WHAT THE TASK REQUIRES —
Give every line of the material back exactly, images removed.
[[ GIVEN DATA, beginning ]]
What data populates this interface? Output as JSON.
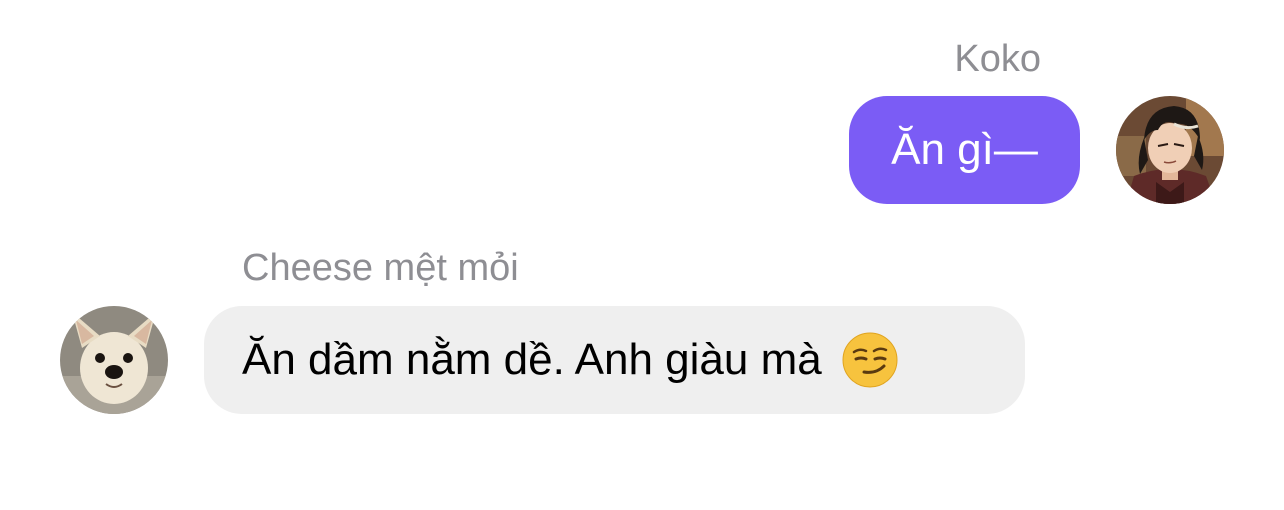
{
  "messages": [
    {
      "sender": "Koko",
      "direction": "outgoing",
      "text": "Ăn gì—",
      "avatar_icon": "anime-character-avatar"
    },
    {
      "sender": "Cheese mệt mỏi",
      "direction": "incoming",
      "text": "Ăn dầm nằm dề. Anh giàu mà",
      "emoji": "smirking-face-emoji",
      "avatar_icon": "chihuahua-dog-avatar"
    }
  ],
  "colors": {
    "outgoing_bubble": "#7b5cf5",
    "incoming_bubble": "#efefef",
    "sender_name": "#8e8e93"
  }
}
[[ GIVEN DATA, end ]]
RESPONSE AREA —
What data populates this interface? Output as JSON.
{
  "messages": [
    {
      "sender": "Koko",
      "direction": "outgoing",
      "text": "Ăn gì—",
      "avatar_icon": "anime-character-avatar"
    },
    {
      "sender": "Cheese mệt mỏi",
      "direction": "incoming",
      "text": "Ăn dầm nằm dề. Anh giàu mà",
      "emoji": "smirking-face-emoji",
      "avatar_icon": "chihuahua-dog-avatar"
    }
  ],
  "colors": {
    "outgoing_bubble": "#7b5cf5",
    "incoming_bubble": "#efefef",
    "sender_name": "#8e8e93"
  }
}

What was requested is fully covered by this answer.